------ Given data ------

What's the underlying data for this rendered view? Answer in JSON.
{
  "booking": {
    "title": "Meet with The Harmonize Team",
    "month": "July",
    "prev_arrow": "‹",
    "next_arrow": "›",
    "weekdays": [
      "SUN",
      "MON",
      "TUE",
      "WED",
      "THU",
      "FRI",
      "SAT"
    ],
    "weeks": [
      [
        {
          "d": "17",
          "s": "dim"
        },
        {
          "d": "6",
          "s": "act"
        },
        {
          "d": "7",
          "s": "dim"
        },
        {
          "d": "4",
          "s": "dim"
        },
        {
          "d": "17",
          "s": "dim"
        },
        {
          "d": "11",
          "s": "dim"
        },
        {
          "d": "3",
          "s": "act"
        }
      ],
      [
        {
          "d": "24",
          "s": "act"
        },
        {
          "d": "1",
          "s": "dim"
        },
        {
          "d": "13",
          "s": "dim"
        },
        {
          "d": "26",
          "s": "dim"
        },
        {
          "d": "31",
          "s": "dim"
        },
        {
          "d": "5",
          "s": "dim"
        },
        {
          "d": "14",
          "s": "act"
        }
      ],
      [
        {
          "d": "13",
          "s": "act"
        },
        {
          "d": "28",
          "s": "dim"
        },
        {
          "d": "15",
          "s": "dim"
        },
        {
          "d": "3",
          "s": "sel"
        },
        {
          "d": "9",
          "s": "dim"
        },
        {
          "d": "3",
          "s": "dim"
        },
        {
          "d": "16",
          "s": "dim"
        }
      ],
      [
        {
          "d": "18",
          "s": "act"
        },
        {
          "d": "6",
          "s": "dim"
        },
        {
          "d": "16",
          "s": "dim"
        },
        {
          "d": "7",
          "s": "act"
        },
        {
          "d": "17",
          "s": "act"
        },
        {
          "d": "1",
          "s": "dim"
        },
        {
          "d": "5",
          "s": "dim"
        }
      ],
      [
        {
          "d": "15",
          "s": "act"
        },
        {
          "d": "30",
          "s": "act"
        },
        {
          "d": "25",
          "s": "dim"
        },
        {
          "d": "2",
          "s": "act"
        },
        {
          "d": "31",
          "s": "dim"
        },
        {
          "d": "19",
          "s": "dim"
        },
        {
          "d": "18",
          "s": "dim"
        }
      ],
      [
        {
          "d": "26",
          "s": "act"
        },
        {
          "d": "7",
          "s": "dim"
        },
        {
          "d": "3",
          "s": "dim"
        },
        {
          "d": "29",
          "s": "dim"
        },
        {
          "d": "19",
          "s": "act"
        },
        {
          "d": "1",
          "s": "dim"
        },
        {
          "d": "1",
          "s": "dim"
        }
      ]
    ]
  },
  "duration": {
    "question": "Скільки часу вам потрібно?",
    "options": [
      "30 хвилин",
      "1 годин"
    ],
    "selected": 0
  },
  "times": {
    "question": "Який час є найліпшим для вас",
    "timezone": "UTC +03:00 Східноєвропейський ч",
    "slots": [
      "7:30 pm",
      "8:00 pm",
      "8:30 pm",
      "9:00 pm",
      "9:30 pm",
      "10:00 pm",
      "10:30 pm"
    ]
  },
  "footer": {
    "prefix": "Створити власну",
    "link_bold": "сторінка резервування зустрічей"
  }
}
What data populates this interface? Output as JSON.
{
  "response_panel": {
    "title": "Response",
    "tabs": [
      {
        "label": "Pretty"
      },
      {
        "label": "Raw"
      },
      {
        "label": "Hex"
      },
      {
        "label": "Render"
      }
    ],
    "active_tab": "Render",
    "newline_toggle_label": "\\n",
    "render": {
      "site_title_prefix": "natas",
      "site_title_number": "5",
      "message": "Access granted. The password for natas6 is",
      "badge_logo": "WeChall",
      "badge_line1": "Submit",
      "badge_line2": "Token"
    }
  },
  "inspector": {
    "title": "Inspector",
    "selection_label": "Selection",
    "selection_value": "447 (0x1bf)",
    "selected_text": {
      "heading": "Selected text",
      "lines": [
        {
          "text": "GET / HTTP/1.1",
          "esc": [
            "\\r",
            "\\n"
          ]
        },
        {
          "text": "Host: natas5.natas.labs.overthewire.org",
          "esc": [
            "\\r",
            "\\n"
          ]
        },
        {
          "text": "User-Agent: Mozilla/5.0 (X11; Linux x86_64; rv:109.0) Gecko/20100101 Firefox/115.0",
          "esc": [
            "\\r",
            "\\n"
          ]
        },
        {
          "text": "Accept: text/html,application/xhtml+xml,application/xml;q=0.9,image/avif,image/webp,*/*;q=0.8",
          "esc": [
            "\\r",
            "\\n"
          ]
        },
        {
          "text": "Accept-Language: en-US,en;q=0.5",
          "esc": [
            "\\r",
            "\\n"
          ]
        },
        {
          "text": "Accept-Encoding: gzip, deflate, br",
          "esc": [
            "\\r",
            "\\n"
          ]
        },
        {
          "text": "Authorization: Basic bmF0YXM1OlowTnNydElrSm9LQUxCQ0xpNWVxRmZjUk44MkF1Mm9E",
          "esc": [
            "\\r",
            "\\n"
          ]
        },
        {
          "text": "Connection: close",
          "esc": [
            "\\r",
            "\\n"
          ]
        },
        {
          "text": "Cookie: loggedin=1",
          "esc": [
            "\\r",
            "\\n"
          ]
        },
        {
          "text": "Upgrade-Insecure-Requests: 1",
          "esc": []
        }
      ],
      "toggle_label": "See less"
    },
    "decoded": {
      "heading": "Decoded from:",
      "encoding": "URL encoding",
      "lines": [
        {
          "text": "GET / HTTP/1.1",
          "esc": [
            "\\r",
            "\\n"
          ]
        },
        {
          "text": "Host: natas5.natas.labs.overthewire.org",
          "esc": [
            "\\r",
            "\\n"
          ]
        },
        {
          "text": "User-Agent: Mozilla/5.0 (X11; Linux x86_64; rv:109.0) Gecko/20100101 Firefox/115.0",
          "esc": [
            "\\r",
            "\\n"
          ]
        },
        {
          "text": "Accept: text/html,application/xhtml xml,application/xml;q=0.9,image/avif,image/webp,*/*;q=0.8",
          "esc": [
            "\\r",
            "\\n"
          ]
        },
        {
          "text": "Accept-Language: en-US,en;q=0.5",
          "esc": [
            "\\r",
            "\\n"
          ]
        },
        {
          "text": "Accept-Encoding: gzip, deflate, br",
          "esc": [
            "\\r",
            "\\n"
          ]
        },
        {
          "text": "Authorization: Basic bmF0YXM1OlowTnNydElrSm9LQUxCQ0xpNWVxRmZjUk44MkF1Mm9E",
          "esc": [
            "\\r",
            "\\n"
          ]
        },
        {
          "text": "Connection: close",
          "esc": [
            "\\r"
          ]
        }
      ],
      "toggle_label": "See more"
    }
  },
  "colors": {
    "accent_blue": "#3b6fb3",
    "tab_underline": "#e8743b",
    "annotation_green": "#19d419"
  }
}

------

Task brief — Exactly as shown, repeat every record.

Reply to the task —
What's the underlying data for this rendered view? Answer in JSON.
{
  "booking": {
    "title": "Meet with The Harmonize Team",
    "month": "July",
    "prev_arrow": "‹",
    "next_arrow": "›",
    "weekdays": [
      "SUN",
      "MON",
      "TUE",
      "WED",
      "THU",
      "FRI",
      "SAT"
    ],
    "weeks": [
      [
        {
          "d": "17",
          "s": "dim"
        },
        {
          "d": "6",
          "s": "act"
        },
        {
          "d": "7",
          "s": "dim"
        },
        {
          "d": "4",
          "s": "dim"
        },
        {
          "d": "17",
          "s": "dim"
        },
        {
          "d": "11",
          "s": "dim"
        },
        {
          "d": "3",
          "s": "act"
        }
      ],
      [
        {
          "d": "24",
          "s": "act"
        },
        {
          "d": "1",
          "s": "dim"
        },
        {
          "d": "13",
          "s": "dim"
        },
        {
          "d": "26",
          "s": "dim"
        },
        {
          "d": "31",
          "s": "dim"
        },
        {
          "d": "5",
          "s": "dim"
        },
        {
          "d": "14",
          "s": "act"
        }
      ],
      [
        {
          "d": "13",
          "s": "act"
        },
        {
          "d": "28",
          "s": "dim"
        },
        {
          "d": "15",
          "s": "dim"
        },
        {
          "d": "3",
          "s": "sel"
        },
        {
          "d": "9",
          "s": "dim"
        },
        {
          "d": "3",
          "s": "dim"
        },
        {
          "d": "16",
          "s": "dim"
        }
      ],
      [
        {
          "d": "18",
          "s": "act"
        },
        {
          "d": "6",
          "s": "dim"
        },
        {
          "d": "16",
          "s": "dim"
        },
        {
          "d": "7",
          "s": "act"
        },
        {
          "d": "17",
          "s": "act"
        },
        {
          "d": "1",
          "s": "dim"
        },
        {
          "d": "5",
          "s": "dim"
        }
      ],
      [
        {
          "d": "15",
          "s": "act"
        },
        {
          "d": "30",
          "s": "act"
        },
        {
          "d": "25",
          "s": "dim"
        },
        {
          "d": "2",
          "s": "act"
        },
        {
          "d": "31",
          "s": "dim"
        },
        {
          "d": "19",
          "s": "dim"
        },
        {
          "d": "18",
          "s": "dim"
        }
      ],
      [
        {
          "d": "26",
          "s": "act"
        },
        {
          "d": "7",
          "s": "dim"
        },
        {
          "d": "3",
          "s": "dim"
        },
        {
          "d": "29",
          "s": "dim"
        },
        {
          "d": "19",
          "s": "act"
        },
        {
          "d": "1",
          "s": "dim"
        },
        {
          "d": "1",
          "s": "dim"
        }
      ]
    ]
  },
  "duration": {
    "question": "Скільки часу вам потрібно?",
    "options": [
      "30 хвилин",
      "1 годин"
    ],
    "selected": 0
  },
  "times": {
    "question": "Який час є найліпшим для вас",
    "timezone": "UTC +03:00 Східноєвропейський ч",
    "slots": [
      "7:30 pm",
      "8:00 pm",
      "8:30 pm",
      "9:00 pm",
      "9:30 pm",
      "10:00 pm",
      "10:30 pm"
    ]
  },
  "footer": {
    "prefix": "Створити власну",
    "link_bold": "сторінка резервування зустрічей"
  }
}
What data populates this interface? Output as JSON.
{
  "response_panel": {
    "title": "Response",
    "tabs": [
      {
        "label": "Pretty"
      },
      {
        "label": "Raw"
      },
      {
        "label": "Hex"
      },
      {
        "label": "Render"
      }
    ],
    "active_tab": "Render",
    "newline_toggle_label": "\\n",
    "render": {
      "site_title_prefix": "natas",
      "site_title_number": "5",
      "message": "Access granted. The password for natas6 is",
      "badge_logo": "WeChall",
      "badge_line1": "Submit",
      "badge_line2": "Token"
    }
  },
  "inspector": {
    "title": "Inspector",
    "selection_label": "Selection",
    "selection_value": "447 (0x1bf)",
    "selected_text": {
      "heading": "Selected text",
      "lines": [
        {
          "text": "GET / HTTP/1.1",
          "esc": [
            "\\r",
            "\\n"
          ]
        },
        {
          "text": "Host: natas5.natas.labs.overthewire.org",
          "esc": [
            "\\r",
            "\\n"
          ]
        },
        {
          "text": "User-Agent: Mozilla/5.0 (X11; Linux x86_64; rv:109.0) Gecko/20100101 Firefox/115.0",
          "esc": [
            "\\r",
            "\\n"
          ]
        },
        {
          "text": "Accept: text/html,application/xhtml+xml,application/xml;q=0.9,image/avif,image/webp,*/*;q=0.8",
          "esc": [
            "\\r",
            "\\n"
          ]
        },
        {
          "text": "Accept-Language: en-US,en;q=0.5",
          "esc": [
            "\\r",
            "\\n"
          ]
        },
        {
          "text": "Accept-Encoding: gzip, deflate, br",
          "esc": [
            "\\r",
            "\\n"
          ]
        },
        {
          "text": "Authorization: Basic bmF0YXM1OlowTnNydElrSm9LQUxCQ0xpNWVxRmZjUk44MkF1Mm9E",
          "esc": [
            "\\r",
            "\\n"
          ]
        },
        {
          "text": "Connection: close",
          "esc": [
            "\\r",
            "\\n"
          ]
        },
        {
          "text": "Cookie: loggedin=1",
          "esc": [
            "\\r",
            "\\n"
          ]
        },
        {
          "text": "Upgrade-Insecure-Requests: 1",
          "esc": []
        }
      ],
      "toggle_label": "See less"
    },
    "decoded": {
      "heading": "Decoded from:",
      "encoding": "URL encoding",
      "lines": [
        {
          "text": "GET / HTTP/1.1",
          "esc": [
            "\\r",
            "\\n"
          ]
        },
        {
          "text": "Host: natas5.natas.labs.overthewire.org",
          "esc": [
            "\\r",
            "\\n"
          ]
        },
        {
          "text": "User-Agent: Mozilla/5.0 (X11; Linux x86_64; rv:109.0) Gecko/20100101 Firefox/115.0",
          "esc": [
            "\\r",
            "\\n"
          ]
        },
        {
          "text": "Accept: text/html,application/xhtml xml,application/xml;q=0.9,image/avif,image/webp,*/*;q=0.8",
          "esc": [
            "\\r",
            "\\n"
          ]
        },
        {
          "text": "Accept-Language: en-US,en;q=0.5",
          "esc": [
            "\\r",
            "\\n"
          ]
        },
        {
          "text": "Accept-Encoding: gzip, deflate, br",
          "esc": [
            "\\r",
            "\\n"
          ]
        },
        {
          "text": "Authorization: Basic bmF0YXM1OlowTnNydElrSm9LQUxCQ0xpNWVxRmZjUk44MkF1Mm9E",
          "esc": [
            "\\r",
            "\\n"
          ]
        },
        {
          "text": "Connection: close",
          "esc": [
            "\\r"
          ]
        }
      ],
      "toggle_label": "See more"
    }
  },
  "colors": {
    "accent_blue": "#3b6fb3",
    "tab_underline": "#e8743b",
    "annotation_green": "#19d419"
  }
}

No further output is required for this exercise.